--- Data to process Enclosed Below ---
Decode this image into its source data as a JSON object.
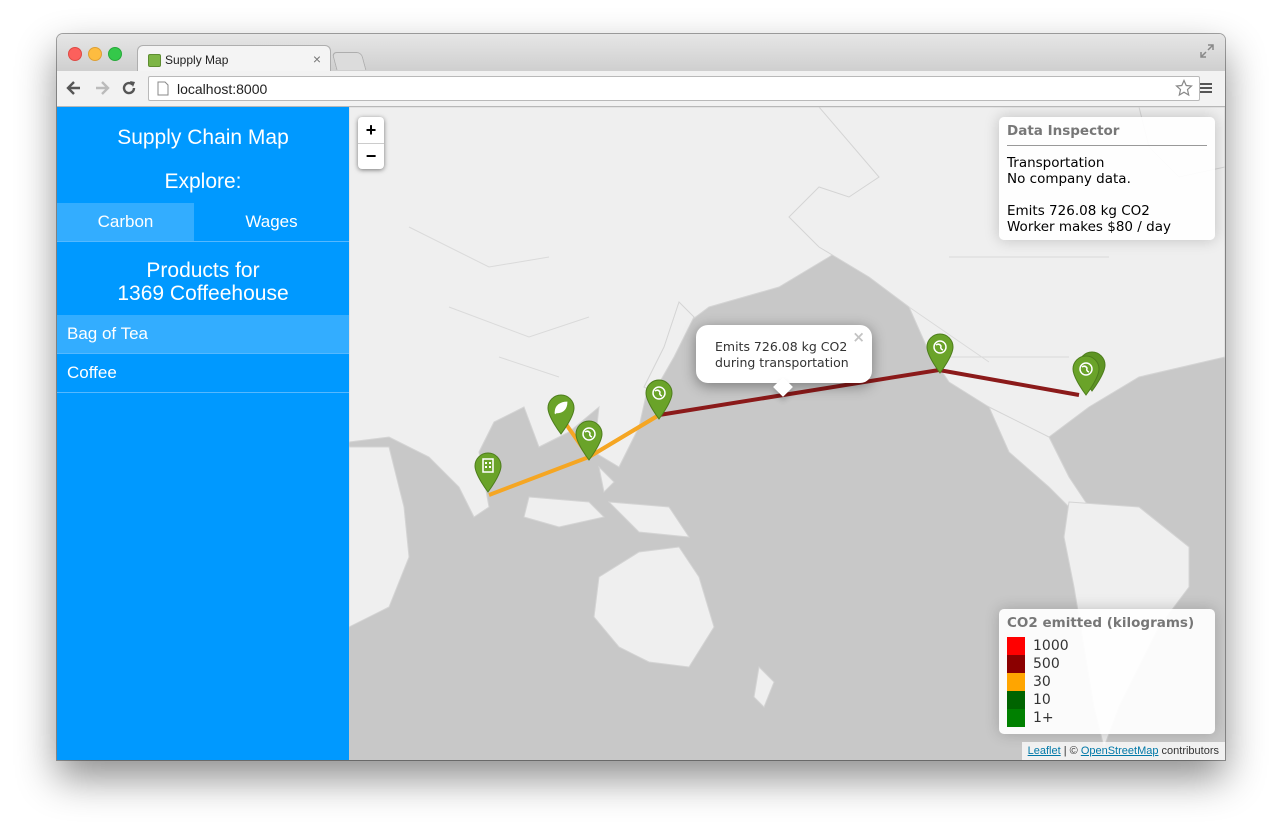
{
  "browser": {
    "tab_title": "Supply Map",
    "url": "localhost:8000"
  },
  "sidebar": {
    "title": "Supply Chain Map",
    "explore_label": "Explore:",
    "tabs": [
      {
        "label": "Carbon",
        "active": true
      },
      {
        "label": "Wages",
        "active": false
      }
    ],
    "products_heading_line1": "Products for",
    "products_heading_line2": "1369 Coffeehouse",
    "products": [
      {
        "label": "Bag of Tea",
        "active": true
      },
      {
        "label": "Coffee",
        "active": false
      }
    ]
  },
  "map": {
    "zoom_in": "+",
    "zoom_out": "−",
    "inspector": {
      "title": "Data Inspector",
      "line1": "Transportation",
      "line2": "No company data.",
      "line3": "Emits 726.08 kg CO2",
      "line4": "Worker makes $80 / day"
    },
    "popup": {
      "line1": "Emits 726.08 kg CO2",
      "line2": "during transportation",
      "close": "×"
    },
    "legend": {
      "title": "CO2 emitted (kilograms)",
      "items": [
        {
          "label": "1000",
          "color": "#ff0000"
        },
        {
          "label": "500",
          "color": "#8b0000"
        },
        {
          "label": "30",
          "color": "#ffa500"
        },
        {
          "label": "10",
          "color": "#006400"
        },
        {
          "label": "1+",
          "color": "#008000"
        }
      ]
    },
    "attribution": {
      "leaflet": "Leaflet",
      "separator": " | © ",
      "osm": "OpenStreetMap",
      "suffix": " contributors"
    },
    "route_colors": {
      "high": "#8b1a1a",
      "medium": "#f5a623"
    },
    "marker_color": "#6aa329",
    "markers": [
      {
        "icon": "building-icon"
      },
      {
        "icon": "leaf-icon"
      },
      {
        "icon": "globe-icon"
      },
      {
        "icon": "globe-icon"
      },
      {
        "icon": "globe-icon"
      },
      {
        "icon": "globe-icon"
      }
    ]
  }
}
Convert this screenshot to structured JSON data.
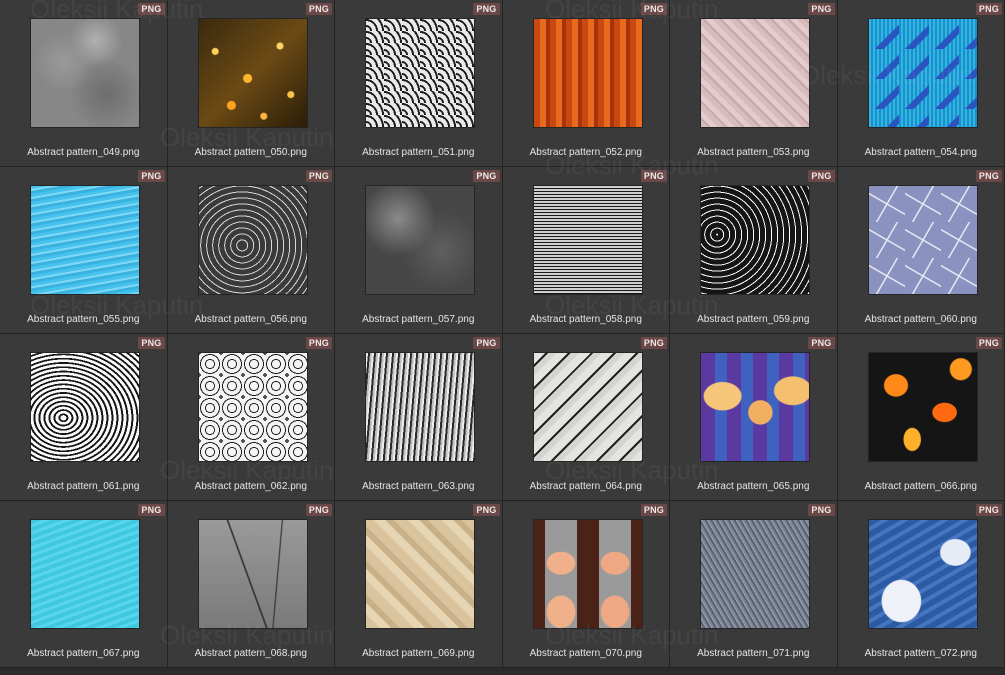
{
  "watermark": "Oleksii Kaputin",
  "badge_label": "PNG",
  "files": [
    {
      "name": "Abstract pattern_049.png"
    },
    {
      "name": "Abstract pattern_050.png"
    },
    {
      "name": "Abstract pattern_051.png"
    },
    {
      "name": "Abstract pattern_052.png"
    },
    {
      "name": "Abstract pattern_053.png"
    },
    {
      "name": "Abstract pattern_054.png"
    },
    {
      "name": "Abstract pattern_055.png"
    },
    {
      "name": "Abstract pattern_056.png"
    },
    {
      "name": "Abstract pattern_057.png"
    },
    {
      "name": "Abstract pattern_058.png"
    },
    {
      "name": "Abstract pattern_059.png"
    },
    {
      "name": "Abstract pattern_060.png"
    },
    {
      "name": "Abstract pattern_061.png"
    },
    {
      "name": "Abstract pattern_062.png"
    },
    {
      "name": "Abstract pattern_063.png"
    },
    {
      "name": "Abstract pattern_064.png"
    },
    {
      "name": "Abstract pattern_065.png"
    },
    {
      "name": "Abstract pattern_066.png"
    },
    {
      "name": "Abstract pattern_067.png"
    },
    {
      "name": "Abstract pattern_068.png"
    },
    {
      "name": "Abstract pattern_069.png"
    },
    {
      "name": "Abstract pattern_070.png"
    },
    {
      "name": "Abstract pattern_071.png"
    },
    {
      "name": "Abstract pattern_072.png"
    }
  ]
}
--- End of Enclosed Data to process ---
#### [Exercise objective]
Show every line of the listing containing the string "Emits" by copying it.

#### [Exercise answer]
      "line3": "Emits 726.08 kg CO2",
      "line1": "Emits 726.08 kg CO2",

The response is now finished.